**Task inputs:**
+ + + + +
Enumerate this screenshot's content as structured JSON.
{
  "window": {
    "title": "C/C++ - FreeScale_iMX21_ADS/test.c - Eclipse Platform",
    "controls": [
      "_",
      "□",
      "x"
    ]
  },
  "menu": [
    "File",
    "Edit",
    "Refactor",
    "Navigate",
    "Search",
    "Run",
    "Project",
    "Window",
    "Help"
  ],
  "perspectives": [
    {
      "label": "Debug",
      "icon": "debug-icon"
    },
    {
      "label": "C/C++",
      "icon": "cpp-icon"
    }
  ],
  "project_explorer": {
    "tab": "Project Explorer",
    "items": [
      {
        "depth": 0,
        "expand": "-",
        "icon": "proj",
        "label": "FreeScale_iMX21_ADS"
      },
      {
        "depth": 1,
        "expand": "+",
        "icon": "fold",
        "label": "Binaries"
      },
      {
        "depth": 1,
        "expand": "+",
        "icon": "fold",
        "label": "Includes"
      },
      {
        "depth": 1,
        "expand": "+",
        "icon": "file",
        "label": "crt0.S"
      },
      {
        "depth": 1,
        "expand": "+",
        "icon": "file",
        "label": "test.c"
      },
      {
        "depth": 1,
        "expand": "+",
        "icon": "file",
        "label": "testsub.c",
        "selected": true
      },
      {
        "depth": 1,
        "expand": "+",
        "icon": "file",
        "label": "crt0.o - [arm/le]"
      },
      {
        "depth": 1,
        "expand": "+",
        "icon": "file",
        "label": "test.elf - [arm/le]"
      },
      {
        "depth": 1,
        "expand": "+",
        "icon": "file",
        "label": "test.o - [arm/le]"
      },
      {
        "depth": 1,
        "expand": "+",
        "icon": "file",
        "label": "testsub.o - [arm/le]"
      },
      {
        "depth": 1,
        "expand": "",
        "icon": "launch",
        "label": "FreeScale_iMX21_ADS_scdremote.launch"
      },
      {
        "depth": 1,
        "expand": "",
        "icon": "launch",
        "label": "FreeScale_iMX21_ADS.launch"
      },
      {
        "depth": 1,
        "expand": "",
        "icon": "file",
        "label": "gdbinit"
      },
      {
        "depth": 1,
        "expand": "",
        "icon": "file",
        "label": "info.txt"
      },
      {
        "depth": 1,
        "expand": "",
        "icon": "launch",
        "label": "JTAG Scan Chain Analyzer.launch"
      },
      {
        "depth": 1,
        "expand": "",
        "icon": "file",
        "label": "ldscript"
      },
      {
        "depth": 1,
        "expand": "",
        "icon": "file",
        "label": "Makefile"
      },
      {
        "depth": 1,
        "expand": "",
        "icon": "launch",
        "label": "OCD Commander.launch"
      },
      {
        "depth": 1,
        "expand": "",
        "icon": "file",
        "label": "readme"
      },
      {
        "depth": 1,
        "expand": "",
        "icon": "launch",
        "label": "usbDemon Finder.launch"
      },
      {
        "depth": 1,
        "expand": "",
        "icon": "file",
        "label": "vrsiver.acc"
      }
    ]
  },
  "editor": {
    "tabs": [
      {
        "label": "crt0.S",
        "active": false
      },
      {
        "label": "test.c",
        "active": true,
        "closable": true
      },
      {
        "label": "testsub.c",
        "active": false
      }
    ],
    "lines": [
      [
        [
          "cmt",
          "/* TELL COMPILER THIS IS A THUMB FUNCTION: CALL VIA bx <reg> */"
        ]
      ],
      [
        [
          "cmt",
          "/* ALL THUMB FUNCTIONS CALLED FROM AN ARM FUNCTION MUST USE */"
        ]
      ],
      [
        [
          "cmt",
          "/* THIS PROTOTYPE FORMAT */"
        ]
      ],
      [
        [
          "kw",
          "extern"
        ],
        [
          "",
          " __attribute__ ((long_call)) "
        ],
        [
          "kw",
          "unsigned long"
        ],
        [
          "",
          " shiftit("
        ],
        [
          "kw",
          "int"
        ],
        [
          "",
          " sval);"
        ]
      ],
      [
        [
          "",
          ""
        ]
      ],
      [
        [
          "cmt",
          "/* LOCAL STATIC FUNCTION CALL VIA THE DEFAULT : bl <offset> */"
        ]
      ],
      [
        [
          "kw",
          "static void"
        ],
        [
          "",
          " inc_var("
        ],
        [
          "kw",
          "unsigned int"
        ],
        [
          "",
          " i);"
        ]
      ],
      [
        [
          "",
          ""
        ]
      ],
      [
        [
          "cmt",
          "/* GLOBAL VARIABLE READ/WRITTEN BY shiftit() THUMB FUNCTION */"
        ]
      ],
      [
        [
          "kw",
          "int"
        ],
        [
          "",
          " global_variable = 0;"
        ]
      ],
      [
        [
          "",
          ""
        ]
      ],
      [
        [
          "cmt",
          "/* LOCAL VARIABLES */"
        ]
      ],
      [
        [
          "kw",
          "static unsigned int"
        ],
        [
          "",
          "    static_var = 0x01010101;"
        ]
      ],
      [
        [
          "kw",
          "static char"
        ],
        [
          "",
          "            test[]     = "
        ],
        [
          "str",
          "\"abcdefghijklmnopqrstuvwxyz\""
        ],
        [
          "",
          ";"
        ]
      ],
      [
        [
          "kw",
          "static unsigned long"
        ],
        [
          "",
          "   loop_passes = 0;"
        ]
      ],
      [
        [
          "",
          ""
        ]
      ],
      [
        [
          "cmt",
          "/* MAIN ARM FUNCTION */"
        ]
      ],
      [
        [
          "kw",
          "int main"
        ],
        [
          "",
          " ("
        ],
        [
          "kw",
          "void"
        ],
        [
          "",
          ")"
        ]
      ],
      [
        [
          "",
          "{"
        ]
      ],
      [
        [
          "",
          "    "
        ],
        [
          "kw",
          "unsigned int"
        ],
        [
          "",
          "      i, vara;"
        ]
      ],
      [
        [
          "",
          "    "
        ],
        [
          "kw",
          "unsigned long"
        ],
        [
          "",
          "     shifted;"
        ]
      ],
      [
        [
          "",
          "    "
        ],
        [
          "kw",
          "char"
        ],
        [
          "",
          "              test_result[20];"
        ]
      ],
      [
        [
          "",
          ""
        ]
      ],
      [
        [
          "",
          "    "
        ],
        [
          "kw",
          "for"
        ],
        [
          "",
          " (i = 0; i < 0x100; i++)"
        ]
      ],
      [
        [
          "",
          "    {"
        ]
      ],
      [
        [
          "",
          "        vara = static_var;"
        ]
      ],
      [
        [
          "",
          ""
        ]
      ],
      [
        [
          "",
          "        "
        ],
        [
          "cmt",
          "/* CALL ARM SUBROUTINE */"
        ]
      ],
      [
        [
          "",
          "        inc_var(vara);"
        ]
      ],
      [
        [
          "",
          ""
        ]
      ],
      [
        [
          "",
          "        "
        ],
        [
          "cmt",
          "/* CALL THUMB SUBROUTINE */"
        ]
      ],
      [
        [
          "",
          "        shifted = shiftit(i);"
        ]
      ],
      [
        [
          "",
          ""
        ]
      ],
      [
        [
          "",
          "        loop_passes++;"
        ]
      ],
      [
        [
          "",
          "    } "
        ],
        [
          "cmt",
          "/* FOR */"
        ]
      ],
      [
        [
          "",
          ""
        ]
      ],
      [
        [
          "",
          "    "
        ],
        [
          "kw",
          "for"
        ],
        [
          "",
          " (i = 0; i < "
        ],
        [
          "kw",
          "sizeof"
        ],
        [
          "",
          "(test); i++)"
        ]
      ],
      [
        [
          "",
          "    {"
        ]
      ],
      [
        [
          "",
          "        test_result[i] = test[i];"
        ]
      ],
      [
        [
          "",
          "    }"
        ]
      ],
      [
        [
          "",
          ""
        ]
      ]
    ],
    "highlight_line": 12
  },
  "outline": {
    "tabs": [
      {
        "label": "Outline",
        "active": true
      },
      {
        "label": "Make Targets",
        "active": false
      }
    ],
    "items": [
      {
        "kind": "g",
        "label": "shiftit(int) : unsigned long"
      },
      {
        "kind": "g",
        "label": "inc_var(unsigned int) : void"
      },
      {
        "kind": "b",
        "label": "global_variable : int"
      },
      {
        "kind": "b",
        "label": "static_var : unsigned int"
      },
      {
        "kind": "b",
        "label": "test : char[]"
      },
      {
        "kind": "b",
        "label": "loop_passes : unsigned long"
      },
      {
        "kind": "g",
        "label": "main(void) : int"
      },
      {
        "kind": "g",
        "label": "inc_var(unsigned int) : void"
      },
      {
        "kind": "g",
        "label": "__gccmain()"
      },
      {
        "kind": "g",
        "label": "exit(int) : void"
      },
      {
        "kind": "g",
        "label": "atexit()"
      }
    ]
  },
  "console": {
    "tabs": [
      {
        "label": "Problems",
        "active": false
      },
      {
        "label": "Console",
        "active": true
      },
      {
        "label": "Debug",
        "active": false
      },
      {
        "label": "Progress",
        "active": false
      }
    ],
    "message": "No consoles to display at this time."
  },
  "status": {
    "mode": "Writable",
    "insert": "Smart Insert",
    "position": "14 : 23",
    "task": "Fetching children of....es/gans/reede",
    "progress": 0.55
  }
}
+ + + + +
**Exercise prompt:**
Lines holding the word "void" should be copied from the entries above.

**Final answer:**
          "static void"
          "void"
        "label": "inc_var(unsigned int) : void"
        "label": "main(void) : int"
        "label": "inc_var(unsigned int) : void"
        "label": "exit(int) : void"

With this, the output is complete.